Has EFF bagged the Mandela sisters?
Zindzi and Zenani Mandela have set tongues wagging for being pictured taking turns wearing an EFF cap and posing with the party's national chairman Dali Mpofu, just two days before the first anniversary of their mother Winnie Madikizela-Mandela's death, and just over a month before general elections.
The pictures would have given a fright to the ruling ANC which is fighting a tough battle to prevent its electoral base from shrinking to below 50%, especially in Gauteng.
Coincidentally, the pictures of Zindzi and Zenani standing with Mpofu and, in one, doing the "Amandla" salute that was closely associated with Madikizela-Mandela, came out on the same day ousted president Jacob Zuma held what some are now calling an "endorsement meeting" with Andile Mngxitama's Black First Land First Movement.
Attempts to get comment from the sisters yesterday proved fruitless as Zindzi's phone rang unanswered.
In a tweet about the pictures, Mpofu wrote: "Today I was invited to do a door-to-door visit somewhere in Orlando West. April is going to be a rather difficult month, but these two voters are. almost in the bag?? Watch this space!"
Last night, Mpofu refused to comment further, saying the meeting with the sisters was private.
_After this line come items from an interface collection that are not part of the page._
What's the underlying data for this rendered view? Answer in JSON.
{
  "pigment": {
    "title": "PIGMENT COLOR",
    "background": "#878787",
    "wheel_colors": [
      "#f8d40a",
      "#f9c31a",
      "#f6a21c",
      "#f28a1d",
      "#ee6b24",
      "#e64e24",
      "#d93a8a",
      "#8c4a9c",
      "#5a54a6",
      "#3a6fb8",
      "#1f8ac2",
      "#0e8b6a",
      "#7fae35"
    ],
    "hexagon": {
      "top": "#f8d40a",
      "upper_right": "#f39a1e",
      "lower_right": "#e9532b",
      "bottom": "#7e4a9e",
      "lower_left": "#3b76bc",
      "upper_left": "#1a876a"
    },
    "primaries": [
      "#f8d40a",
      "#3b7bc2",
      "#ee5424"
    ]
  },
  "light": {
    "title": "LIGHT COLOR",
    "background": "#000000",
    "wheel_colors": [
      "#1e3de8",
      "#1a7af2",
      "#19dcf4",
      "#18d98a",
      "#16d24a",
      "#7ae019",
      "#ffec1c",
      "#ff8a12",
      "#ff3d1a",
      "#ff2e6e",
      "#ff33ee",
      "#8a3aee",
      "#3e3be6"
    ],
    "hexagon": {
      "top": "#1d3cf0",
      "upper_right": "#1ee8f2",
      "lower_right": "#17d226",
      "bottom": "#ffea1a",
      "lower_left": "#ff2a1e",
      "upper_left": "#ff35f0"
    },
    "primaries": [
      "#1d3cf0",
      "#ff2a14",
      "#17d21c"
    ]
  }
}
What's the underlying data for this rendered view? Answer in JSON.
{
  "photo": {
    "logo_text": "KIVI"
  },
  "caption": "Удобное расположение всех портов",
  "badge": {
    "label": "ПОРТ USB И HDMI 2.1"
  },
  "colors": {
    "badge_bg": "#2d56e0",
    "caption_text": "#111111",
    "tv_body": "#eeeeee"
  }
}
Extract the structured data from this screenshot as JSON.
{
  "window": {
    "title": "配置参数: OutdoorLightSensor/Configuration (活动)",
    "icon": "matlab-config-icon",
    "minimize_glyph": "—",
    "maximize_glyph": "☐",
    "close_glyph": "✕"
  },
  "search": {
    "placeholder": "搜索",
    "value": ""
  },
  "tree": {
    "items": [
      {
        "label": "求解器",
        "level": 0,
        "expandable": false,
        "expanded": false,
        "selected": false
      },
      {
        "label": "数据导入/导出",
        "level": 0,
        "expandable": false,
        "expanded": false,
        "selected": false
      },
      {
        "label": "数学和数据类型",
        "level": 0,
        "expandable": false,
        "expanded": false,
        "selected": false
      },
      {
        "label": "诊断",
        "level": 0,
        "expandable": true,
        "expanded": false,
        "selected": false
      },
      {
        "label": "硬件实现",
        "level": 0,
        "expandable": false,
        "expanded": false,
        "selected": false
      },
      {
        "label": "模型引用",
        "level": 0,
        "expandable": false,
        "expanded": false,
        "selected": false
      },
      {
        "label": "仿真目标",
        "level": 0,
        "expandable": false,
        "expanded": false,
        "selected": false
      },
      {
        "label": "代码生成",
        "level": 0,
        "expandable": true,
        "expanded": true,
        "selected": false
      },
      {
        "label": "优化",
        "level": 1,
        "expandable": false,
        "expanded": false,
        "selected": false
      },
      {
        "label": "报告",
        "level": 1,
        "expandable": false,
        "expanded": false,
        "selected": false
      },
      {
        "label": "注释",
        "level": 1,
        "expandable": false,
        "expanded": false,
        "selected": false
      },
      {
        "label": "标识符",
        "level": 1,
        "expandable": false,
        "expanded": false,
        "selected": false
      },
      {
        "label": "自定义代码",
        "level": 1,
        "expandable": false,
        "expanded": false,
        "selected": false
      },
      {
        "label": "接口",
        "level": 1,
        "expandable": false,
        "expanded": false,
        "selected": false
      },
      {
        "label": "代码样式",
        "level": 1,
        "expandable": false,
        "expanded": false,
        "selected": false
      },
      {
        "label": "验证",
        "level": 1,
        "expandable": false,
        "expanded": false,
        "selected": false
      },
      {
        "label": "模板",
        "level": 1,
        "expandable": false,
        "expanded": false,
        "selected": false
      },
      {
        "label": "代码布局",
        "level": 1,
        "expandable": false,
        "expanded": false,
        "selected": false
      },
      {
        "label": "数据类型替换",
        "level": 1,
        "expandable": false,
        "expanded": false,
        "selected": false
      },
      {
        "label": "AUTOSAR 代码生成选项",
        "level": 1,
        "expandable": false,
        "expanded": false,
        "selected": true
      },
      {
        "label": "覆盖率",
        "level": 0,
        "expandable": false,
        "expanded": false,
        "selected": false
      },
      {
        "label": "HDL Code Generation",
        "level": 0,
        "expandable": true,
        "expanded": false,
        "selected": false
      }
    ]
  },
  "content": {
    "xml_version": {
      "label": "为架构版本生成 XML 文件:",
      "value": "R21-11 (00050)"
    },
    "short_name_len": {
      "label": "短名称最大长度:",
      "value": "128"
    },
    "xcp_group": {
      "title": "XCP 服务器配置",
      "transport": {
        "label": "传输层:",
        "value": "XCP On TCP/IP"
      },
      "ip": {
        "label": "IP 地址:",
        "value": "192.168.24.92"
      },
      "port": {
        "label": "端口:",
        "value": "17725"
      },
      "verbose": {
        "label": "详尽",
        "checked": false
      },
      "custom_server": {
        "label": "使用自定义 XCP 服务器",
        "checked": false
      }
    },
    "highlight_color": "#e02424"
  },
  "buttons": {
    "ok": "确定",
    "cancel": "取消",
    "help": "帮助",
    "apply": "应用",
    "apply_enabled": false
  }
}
His tweet sparked speculation that the Mandela sisters have dumped their iconic father Nelson Mandela's party for the EFF, just on the eve of the anniversary of their mother's death.
Madikizela-Mandela died on this day last year and a wreath-laying ceremony is expected to be held at the Fourways Cemetery today. Insiders say EFF leaders have been invited to the ceremony.
The ANC did not respond to questions about the Mandela sisters yesterday.
But the pictures, as well as that of Zuma and the BLF, appear to have unsettled some in the party who see them as acts of endorsement for the opposition.
However, ANC secretary-general Ace Magashule defended Zuma's meeting with the BLF as nothing out of the ordinary.
"If other political parties want to meet us we can't say 'no' to them but I can't speak on behalf of [ex] president Zuma.
"For instance, tomorrow [today] I'm meeting the AIC African Independent Congress] at the headquarters. The PAC has also requested a meeting and we will be meeting with them. I don't see anything wrong with all these meetings and interactions," said Magashule.
But, some ANC structures in KwaZulu-Natal and the party's alliance partners have reacted with anger over Zuma's meeting with BLF, just before the polls.
The BLF are staunch Zuma supporters and hope to capitalise on anger among the former president's backers at the current ANC leadership.
Zuma met the BLF at his Durban home at the weekend where they presented him with a large shield made of kudu hide, a spear and a traditional stick. The party said it was there to pay respect to Zuma for introducing "radical economic transformation" (RET) during his presidency.
During the meeting, Zuma urged the BLF to spearhead the fight for RET.
"To us who understand what RET is, it is important that you [BLF] are talking about it. I am certain that you will get enough votes so that you can talk about it and raise these issues in the National Assembly. Without economic empowerment, we are doomed and we will amount to nothing," Zuma said.
A senior ANC leader in KwaZulu-
Natal, who asked not to be named, said Zuma was clearly playing a divisive role.
"We are facing one of the toughest elections and the former president is largely responsible for the position that the ANC finds itself in today. Now, to go around and endorse a reactionary party like BLF is uncalled for. He has to be called to order," the leader said.
Edwin Mkhize, the chair of labour federation Cosatu in the province, said Zuma's actions were sending conflicting messages to the electorate.
*Additional reporting by Chris Makhaye and Nce Mkhize